ZEBULON, N.C.—Joe Kremer was talking recently about the shipment of weights and other equipment from Kinston, N.C., to a new home at the Carolina Mudcats’ Five County Stadium.
The longtime Mudcats general manager insisted repeatedly that the Indians moved the equipment in February before realizing that he actually meant November.
“My mind’s moving forward,” Kremer said, apologizing with a chuckle, “not backward.”
The innocuous slip points to what seems to be a mantra now in Zebulon, where a new affiliation and a more sensible league membership have the franchise looking toward to what it hopes will be a bright, profitable future.
The Mudcats, members of the Double-A Southern League for the first 21 years of their existence, will begin an affiliation with the Indians in the high Class A Carolina League in 2012. The franchise moved from nearby Kinston, which had enjoyed an uninterrupted relationship with the Indians since 1987 and now finds itself without a team for the first time since the 1970s.
Kinston businessman Cam McRae sold the Kinston club to Mudcats owner Steve Bryant in December 2010, when Bryant sold Carolina’s spot in the Southern League and its affiliation with the Reds to a group in Pensacola, Fla.
With the dust clearing on the three-city shuffle, the Mudcats are bracing themselves for a rebirth.
As the Southern League’s northernmost club, the Mudcats routinely made trips of 500-850 miles and logged close to 14,000 miles on the team bus every season, Kremer said.

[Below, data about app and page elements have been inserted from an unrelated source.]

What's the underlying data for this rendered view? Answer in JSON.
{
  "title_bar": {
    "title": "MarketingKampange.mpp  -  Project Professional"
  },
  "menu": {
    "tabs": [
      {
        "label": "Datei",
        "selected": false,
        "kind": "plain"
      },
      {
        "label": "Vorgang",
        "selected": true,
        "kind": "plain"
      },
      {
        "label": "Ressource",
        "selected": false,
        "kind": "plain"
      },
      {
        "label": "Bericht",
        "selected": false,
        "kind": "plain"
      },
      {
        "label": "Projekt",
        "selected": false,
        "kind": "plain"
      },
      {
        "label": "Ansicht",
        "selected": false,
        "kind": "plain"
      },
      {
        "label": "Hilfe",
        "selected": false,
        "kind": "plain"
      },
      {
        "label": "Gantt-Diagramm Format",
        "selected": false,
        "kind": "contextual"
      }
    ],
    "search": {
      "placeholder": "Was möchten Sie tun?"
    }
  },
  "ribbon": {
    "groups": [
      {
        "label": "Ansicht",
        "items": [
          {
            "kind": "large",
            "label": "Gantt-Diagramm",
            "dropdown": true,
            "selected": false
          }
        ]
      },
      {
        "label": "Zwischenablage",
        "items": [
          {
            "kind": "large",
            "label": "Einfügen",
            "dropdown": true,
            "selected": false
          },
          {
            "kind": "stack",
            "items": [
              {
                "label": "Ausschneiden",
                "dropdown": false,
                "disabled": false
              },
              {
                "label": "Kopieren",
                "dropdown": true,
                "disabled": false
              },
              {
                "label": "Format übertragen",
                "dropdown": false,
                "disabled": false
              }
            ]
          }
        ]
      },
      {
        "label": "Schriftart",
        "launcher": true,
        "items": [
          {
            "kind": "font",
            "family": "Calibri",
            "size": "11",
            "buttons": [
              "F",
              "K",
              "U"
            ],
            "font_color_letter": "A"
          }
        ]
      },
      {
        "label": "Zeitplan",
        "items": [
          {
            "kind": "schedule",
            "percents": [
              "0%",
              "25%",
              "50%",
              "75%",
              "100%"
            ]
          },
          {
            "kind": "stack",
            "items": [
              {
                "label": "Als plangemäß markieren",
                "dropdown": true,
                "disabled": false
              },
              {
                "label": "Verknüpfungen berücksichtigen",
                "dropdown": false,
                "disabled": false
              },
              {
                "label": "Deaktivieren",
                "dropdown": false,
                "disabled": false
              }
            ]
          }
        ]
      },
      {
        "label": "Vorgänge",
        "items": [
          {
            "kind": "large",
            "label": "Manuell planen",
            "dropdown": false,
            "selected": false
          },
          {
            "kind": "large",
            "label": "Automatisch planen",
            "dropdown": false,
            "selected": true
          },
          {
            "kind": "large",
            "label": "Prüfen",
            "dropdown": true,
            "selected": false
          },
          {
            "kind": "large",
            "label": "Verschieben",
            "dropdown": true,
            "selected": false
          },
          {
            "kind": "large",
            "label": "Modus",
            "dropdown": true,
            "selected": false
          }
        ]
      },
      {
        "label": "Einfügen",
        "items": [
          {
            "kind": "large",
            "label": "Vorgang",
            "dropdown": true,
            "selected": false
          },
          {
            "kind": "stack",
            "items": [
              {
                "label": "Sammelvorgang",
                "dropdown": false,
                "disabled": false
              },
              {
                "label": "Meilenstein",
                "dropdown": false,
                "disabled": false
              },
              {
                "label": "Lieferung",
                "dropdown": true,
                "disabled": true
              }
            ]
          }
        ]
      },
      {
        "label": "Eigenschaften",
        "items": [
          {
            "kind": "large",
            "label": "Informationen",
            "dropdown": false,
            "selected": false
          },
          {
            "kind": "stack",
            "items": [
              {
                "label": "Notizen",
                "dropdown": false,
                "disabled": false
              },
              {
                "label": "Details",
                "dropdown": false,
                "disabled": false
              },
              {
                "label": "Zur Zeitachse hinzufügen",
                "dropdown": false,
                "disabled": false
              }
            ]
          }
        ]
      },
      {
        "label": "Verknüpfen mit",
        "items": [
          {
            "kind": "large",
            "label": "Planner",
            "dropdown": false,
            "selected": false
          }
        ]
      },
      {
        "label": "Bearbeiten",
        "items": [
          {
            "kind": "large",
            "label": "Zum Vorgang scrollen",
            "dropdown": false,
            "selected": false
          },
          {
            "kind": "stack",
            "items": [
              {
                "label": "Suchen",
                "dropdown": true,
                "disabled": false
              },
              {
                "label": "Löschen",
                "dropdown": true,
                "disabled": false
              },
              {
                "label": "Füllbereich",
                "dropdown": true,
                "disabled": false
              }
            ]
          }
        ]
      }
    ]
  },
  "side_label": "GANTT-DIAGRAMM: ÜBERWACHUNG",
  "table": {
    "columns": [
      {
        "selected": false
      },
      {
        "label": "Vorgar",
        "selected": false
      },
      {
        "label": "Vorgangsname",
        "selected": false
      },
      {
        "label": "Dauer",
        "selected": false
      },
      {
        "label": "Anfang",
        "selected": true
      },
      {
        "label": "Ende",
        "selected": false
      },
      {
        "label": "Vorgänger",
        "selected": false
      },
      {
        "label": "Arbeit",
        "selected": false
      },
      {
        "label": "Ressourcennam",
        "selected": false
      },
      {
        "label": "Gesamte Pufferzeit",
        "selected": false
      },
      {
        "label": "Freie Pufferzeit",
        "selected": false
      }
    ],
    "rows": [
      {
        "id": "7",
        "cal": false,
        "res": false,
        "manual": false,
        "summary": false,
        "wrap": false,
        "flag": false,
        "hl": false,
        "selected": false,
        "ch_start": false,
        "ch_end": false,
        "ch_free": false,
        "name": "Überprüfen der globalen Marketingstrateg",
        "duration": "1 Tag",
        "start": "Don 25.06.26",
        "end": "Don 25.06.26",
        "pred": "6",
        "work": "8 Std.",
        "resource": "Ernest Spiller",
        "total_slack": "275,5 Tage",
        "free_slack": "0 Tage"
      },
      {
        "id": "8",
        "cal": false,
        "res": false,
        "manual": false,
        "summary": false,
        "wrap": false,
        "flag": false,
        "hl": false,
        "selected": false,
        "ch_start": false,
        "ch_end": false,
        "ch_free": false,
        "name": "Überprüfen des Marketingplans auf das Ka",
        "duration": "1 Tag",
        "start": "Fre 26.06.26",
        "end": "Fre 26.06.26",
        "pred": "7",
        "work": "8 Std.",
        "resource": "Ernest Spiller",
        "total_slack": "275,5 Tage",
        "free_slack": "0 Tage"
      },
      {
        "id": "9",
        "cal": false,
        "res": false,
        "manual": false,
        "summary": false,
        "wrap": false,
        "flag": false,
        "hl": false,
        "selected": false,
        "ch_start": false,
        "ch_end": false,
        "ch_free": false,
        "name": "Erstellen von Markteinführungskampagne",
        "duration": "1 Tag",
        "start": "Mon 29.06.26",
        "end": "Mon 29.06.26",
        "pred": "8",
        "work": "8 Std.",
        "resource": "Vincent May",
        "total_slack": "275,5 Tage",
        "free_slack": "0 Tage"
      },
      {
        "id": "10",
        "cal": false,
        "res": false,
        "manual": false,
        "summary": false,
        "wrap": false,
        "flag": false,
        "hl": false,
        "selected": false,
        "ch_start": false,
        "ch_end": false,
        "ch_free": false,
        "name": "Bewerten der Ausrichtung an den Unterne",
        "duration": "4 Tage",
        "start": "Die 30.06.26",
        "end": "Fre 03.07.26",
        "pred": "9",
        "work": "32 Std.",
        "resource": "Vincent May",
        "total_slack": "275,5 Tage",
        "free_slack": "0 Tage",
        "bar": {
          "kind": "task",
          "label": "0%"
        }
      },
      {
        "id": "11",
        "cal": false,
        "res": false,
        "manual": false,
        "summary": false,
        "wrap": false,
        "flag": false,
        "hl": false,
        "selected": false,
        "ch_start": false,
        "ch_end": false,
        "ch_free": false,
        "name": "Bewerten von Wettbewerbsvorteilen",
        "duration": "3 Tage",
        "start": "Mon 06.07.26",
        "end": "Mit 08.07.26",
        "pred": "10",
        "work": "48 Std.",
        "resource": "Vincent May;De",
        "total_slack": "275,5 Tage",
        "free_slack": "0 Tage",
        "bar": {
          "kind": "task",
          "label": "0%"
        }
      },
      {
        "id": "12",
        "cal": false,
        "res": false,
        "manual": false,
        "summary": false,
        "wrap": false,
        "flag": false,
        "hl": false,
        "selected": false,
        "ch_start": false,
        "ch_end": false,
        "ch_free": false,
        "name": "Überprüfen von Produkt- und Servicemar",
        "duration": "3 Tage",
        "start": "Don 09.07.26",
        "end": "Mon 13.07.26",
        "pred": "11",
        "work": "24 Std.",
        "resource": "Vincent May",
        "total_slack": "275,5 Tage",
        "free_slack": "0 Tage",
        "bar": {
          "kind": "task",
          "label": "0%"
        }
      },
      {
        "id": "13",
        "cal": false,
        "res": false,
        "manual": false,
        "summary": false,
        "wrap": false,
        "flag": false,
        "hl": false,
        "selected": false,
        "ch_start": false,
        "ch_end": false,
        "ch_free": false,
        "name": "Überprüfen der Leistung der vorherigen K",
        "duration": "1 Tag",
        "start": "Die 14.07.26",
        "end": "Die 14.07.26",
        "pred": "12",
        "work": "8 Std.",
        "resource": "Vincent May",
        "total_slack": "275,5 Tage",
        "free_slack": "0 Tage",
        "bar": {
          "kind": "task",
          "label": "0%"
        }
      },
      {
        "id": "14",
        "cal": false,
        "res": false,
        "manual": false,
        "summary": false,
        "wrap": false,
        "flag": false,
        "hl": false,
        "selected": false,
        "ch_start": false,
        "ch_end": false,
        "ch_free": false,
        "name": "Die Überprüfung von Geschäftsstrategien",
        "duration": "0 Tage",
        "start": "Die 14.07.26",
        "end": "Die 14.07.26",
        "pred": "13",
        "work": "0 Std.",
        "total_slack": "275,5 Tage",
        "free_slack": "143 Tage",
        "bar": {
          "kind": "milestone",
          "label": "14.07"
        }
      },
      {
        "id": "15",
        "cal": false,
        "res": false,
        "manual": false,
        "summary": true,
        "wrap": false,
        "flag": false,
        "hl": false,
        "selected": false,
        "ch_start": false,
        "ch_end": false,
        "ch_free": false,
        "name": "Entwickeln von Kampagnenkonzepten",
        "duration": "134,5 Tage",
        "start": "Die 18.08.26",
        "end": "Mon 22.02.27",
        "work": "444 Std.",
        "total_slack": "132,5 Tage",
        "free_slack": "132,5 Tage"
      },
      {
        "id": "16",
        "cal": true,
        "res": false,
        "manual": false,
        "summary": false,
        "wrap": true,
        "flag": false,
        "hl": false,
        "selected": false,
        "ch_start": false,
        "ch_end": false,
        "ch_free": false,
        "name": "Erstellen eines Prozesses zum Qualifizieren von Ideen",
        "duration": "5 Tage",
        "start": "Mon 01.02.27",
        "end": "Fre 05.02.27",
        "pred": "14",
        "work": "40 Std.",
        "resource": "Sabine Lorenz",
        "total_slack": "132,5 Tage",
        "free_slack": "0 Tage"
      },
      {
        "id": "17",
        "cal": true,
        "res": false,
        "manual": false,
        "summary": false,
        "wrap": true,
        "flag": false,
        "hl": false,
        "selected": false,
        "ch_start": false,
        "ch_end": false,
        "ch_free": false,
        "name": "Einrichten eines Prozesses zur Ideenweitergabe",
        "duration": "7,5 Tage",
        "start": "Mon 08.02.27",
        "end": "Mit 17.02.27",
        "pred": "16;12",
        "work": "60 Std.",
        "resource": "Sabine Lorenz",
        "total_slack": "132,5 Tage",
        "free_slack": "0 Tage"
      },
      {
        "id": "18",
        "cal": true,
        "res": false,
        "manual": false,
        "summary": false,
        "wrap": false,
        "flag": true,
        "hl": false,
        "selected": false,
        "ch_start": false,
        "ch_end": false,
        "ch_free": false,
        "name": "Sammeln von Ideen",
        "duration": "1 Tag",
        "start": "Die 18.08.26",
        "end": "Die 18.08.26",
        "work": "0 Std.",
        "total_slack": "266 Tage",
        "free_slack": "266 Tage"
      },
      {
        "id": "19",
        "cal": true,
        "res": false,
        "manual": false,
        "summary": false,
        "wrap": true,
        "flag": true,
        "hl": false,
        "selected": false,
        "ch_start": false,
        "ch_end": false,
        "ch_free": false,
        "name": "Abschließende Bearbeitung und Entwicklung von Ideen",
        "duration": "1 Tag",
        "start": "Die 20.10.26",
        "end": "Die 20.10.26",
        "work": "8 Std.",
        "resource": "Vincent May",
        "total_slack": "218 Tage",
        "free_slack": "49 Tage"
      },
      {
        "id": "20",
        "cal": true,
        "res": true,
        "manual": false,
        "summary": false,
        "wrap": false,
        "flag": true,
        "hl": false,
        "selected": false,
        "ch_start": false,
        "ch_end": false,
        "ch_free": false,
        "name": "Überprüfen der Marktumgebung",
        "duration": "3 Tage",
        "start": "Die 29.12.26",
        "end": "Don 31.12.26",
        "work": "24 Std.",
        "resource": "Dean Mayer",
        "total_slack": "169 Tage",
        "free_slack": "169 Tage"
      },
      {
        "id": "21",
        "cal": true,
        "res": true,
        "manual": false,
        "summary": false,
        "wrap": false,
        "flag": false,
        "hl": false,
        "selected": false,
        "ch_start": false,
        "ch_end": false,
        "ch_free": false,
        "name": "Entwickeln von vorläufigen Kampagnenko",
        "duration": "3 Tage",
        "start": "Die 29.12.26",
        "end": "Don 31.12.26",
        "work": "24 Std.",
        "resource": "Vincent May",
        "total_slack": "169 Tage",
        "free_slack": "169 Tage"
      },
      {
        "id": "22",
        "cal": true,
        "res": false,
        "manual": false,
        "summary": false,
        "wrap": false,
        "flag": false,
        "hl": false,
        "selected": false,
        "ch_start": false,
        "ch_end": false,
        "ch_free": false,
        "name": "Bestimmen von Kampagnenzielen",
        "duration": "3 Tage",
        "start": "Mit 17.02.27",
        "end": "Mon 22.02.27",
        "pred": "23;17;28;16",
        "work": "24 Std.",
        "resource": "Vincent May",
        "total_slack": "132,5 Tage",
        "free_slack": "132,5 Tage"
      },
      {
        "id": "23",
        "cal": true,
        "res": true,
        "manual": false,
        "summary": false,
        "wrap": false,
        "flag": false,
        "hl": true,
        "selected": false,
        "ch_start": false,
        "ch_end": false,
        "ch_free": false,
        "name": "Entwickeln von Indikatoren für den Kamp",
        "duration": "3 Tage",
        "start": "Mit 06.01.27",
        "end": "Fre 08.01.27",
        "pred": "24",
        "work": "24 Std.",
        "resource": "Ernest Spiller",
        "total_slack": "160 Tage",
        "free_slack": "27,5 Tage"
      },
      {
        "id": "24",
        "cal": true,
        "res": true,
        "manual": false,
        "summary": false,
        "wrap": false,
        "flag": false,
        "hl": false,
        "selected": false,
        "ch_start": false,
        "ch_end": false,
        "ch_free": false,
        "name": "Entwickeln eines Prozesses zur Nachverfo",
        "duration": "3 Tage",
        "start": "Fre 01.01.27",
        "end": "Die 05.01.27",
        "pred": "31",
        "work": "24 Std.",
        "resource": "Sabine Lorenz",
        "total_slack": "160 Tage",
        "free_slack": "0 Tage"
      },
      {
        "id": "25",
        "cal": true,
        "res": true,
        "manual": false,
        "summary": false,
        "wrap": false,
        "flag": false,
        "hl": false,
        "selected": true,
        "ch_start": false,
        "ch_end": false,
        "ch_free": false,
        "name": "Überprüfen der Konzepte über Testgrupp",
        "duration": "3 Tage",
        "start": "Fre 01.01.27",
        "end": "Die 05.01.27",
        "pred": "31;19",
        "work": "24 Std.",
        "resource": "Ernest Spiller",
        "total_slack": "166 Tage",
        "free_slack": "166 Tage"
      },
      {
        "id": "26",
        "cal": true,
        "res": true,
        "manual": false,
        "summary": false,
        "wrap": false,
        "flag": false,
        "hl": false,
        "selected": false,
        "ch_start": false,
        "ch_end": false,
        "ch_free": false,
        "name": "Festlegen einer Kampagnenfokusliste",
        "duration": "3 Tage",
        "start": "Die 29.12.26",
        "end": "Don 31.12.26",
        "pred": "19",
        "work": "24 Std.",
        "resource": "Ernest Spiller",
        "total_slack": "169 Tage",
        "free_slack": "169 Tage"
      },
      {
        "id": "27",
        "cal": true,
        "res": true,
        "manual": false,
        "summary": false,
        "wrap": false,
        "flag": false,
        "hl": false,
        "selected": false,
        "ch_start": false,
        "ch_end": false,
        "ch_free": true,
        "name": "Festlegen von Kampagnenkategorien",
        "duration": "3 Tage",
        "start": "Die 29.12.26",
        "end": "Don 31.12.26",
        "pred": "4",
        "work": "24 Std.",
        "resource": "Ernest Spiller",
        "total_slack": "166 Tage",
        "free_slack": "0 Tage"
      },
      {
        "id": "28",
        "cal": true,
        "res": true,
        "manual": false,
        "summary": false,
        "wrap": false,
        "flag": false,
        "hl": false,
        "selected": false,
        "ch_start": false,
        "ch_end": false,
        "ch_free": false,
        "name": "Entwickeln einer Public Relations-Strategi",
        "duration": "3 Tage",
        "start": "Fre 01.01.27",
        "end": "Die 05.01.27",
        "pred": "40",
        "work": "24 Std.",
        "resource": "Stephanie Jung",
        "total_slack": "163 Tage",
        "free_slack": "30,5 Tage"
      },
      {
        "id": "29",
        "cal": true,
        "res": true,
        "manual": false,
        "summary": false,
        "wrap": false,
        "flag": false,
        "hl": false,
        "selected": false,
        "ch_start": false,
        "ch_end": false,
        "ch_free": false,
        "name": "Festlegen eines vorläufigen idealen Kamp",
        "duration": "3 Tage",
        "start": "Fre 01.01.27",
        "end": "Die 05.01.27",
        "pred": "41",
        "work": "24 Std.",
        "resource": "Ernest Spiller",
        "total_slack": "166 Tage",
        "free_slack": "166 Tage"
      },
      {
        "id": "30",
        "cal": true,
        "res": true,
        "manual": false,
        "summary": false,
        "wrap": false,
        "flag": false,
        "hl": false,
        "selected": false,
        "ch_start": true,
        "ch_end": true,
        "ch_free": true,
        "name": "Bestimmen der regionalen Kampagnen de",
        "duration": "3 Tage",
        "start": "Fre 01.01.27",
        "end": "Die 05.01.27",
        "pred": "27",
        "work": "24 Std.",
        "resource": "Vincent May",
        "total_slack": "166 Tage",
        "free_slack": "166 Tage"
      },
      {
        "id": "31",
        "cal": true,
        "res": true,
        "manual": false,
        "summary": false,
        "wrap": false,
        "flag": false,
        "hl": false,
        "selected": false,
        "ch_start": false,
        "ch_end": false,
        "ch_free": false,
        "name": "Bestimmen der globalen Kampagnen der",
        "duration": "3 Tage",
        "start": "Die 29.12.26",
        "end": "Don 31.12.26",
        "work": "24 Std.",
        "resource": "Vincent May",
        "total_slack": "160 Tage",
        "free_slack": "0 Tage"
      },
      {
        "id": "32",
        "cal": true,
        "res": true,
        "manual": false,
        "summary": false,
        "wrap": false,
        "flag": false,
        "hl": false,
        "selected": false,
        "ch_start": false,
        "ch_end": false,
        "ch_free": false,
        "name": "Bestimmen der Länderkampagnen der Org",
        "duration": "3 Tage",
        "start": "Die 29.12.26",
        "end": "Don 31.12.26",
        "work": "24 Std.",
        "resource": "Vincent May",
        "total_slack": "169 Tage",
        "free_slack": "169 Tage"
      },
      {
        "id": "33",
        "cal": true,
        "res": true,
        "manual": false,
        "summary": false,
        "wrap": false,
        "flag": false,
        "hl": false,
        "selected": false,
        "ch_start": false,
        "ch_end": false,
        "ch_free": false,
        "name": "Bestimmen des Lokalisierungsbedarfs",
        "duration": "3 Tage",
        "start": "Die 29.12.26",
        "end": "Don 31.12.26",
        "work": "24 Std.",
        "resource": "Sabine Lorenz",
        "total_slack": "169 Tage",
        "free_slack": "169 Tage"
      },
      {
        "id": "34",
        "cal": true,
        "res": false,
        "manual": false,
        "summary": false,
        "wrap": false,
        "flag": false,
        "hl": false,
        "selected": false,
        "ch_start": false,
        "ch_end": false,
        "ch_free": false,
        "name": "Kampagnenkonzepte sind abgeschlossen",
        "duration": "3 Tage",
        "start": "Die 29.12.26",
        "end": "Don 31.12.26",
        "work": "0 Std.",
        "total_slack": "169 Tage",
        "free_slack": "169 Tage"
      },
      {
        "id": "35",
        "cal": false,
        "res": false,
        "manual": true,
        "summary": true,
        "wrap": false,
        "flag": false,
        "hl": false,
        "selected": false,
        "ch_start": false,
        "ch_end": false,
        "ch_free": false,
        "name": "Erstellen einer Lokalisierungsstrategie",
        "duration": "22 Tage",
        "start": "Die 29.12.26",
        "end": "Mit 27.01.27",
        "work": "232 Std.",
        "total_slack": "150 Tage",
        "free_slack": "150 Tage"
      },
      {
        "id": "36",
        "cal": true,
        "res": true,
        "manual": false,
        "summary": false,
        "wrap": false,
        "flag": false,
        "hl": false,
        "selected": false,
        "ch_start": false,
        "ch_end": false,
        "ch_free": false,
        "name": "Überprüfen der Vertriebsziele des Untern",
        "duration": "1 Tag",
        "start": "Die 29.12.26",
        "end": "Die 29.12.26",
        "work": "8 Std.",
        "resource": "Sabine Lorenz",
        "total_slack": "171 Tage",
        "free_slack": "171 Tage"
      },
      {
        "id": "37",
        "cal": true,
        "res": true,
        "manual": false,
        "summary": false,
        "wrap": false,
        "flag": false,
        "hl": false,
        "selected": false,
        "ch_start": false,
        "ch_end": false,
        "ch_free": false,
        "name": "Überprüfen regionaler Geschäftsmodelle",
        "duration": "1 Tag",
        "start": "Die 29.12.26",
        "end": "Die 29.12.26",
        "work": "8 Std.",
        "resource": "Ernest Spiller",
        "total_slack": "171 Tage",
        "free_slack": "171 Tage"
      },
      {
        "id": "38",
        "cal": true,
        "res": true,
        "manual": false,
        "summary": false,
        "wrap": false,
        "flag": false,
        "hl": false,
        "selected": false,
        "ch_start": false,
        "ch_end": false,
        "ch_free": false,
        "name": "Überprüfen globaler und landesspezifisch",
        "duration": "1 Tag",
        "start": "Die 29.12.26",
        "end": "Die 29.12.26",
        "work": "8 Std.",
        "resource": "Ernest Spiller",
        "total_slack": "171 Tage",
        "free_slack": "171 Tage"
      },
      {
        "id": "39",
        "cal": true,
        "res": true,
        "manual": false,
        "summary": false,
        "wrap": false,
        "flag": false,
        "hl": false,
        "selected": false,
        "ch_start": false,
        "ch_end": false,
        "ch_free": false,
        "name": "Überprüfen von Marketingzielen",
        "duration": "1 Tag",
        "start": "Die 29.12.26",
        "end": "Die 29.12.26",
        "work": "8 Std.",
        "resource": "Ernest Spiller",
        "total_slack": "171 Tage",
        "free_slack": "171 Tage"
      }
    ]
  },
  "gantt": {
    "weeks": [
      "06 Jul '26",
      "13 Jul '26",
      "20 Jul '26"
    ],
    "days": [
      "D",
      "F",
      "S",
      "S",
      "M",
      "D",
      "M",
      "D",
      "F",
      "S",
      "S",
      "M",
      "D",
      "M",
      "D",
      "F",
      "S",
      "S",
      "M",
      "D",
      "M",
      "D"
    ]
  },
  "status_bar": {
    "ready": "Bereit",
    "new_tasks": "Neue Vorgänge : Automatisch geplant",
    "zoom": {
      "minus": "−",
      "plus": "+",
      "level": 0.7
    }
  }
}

Now situated near the middle of the Carolina League—and without a trip longer than the 377-mile trek to Wilmington, Del.—they expect to save both money and energy while galvanizing their fan base.
“It means we won’t be on 12-hour bus rides, and our players won’t get there dead tired,” Bryant said. “So it probably means a more competitive team. But what was important for us is that our fans can go watch our team play on the road without having to take a week’s vacation.”
A Sensible Move
For the fans at home, little will change. The Mudcats will still be the Mudcats, only with players from a slightly lower level and a different organization. Bryant expects only scouts to be able to discern a difference in quality of play.
The franchise had been with the Reds since 2009 after affiliations with the Marlins (2003-08), the Rockies (1999-2002) and the Pirates (1991-98). The Indians recently made two moves to indicate that they’d welcome another lengthy high Class A affiliation, announcing both a two-year extension of their player-development contract with Carolina, through 2014, and an exhibition game between the Mudcats and the parent club to be played in Zebulon on April 3.
“We expect this to be the beginning of a very long and productive relationship,” Indians farm director Ross Atkins said.
Kinston, whose professional baseball history reaches back to the early 1900s, appears to be left in the lurch. The city had fielded a Carolina League club almost consecutively since 1956, and news of the team’s sale hit the eastern North Carolina town of 22,000 hard.
McRae has said since the transaction that he is actively searching for a team to replace the Indians, but he indicated in December that the chances of landing a franchise for the 2012 season were growing slim.
Indeed, with league schedules around the country long ago released, it appears that quaint, 63-year-old Grainger Stadium will likely sit empty for at least a year.
Former K-Tribe assistant GM Matthew Rau is the lone remaining full-time employee at the ballpark, answering phones and filling merchandise orders without a title. Former GM Benjamin Jones took a management trainee position with Bojangle’s, a Cajun chicken restaurant chain of which McRae is one of the biggest franchise owners.
Bryant, who has owned billboard companies and worked in other facets of marketing, hopes to pique the interest of baseball-starved fans in Kinston. With the Mudcats now the city’s closest minor league team, Bryant plans to market in the area and is considering broadcasting games there.
Meanwhile, he said he’s doing everything he can to help McRae with the complex task of finding Kinston a new team.
“The excitement over getting in the Carolina League is affected a little bit by all the close ties that Kinston has had to this team,” Bryant said. “We don’t want to be the Grinch that stole Christmas. It really wasn’t our goal to go out and hurt Kinston in any way. Until they get a team, we want them to consider this a home team for them.”
While Kremer, the Mudcats’ GM since the team moved from Columbus, Ga., in 1991, feels Kinston’s pain, he is excited about his team’s new direction. The changes, he said, improved both leagues involved.
“It just made sense,” Kremer said. “It’s great when something makes sense and it’s good for everybody, and this happened to work out just perfect.”
Bryant said the move harkens back to when the Carolina League was true to its name, with teams in North Carolina towns like Wilson, Rocky Mount, Fayetteville and Durham.
“We’re sort of going back to our roots, sort of back to the future,” he said, “because the future is bright ahead of us.”
David Hall covers baseball for the Kinston (N.C.) Free Press.